◆ REQUIREMENT:
In the listing that follows, count each line where the word "subtitle" appears; write nothing but the count.

◆ TASK INPUT:
=-=-=

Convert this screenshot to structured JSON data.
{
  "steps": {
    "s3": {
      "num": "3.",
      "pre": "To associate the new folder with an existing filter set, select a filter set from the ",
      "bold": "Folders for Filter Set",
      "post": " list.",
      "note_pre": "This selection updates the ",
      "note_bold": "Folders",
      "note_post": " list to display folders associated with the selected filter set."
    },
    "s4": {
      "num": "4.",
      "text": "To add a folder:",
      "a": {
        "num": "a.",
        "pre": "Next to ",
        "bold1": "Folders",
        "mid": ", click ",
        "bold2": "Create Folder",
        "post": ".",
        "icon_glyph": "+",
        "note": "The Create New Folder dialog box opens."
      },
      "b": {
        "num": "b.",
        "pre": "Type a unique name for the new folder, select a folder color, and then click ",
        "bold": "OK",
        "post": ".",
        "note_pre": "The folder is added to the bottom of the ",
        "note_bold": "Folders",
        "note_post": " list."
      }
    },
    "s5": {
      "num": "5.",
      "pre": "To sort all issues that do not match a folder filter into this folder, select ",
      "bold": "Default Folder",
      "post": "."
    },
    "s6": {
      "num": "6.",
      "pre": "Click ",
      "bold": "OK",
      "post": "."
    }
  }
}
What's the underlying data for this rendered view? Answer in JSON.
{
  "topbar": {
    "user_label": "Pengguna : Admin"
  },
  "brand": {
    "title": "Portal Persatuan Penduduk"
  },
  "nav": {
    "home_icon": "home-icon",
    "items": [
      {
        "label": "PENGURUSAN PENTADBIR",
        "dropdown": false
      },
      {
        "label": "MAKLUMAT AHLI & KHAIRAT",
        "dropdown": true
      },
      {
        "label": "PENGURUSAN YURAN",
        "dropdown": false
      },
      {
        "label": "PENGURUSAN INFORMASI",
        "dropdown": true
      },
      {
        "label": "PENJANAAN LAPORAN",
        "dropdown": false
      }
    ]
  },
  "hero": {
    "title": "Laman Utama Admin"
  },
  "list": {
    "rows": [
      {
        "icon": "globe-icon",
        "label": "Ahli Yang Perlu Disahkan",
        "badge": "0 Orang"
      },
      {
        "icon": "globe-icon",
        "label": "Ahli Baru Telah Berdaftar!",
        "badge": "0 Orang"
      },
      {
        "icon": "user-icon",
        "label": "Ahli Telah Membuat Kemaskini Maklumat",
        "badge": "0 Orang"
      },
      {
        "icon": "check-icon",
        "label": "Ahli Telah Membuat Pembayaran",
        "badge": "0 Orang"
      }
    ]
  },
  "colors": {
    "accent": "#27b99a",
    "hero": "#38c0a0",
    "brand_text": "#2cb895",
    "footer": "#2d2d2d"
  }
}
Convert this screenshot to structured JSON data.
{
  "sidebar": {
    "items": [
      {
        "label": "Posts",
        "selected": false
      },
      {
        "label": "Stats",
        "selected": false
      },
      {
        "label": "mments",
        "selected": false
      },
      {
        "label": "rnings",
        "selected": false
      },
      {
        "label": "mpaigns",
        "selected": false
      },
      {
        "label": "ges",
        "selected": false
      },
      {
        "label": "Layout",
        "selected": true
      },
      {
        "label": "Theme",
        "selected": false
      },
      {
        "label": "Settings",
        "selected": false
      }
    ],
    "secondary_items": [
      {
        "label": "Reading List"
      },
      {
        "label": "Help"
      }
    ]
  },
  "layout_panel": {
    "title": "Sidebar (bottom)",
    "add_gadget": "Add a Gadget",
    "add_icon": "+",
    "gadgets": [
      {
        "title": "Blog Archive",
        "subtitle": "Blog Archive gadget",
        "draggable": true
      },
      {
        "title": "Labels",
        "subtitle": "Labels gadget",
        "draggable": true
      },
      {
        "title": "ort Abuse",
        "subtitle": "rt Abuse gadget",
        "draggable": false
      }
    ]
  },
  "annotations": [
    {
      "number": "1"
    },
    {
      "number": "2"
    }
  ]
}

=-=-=

◆ YOUR RESPONSE:
3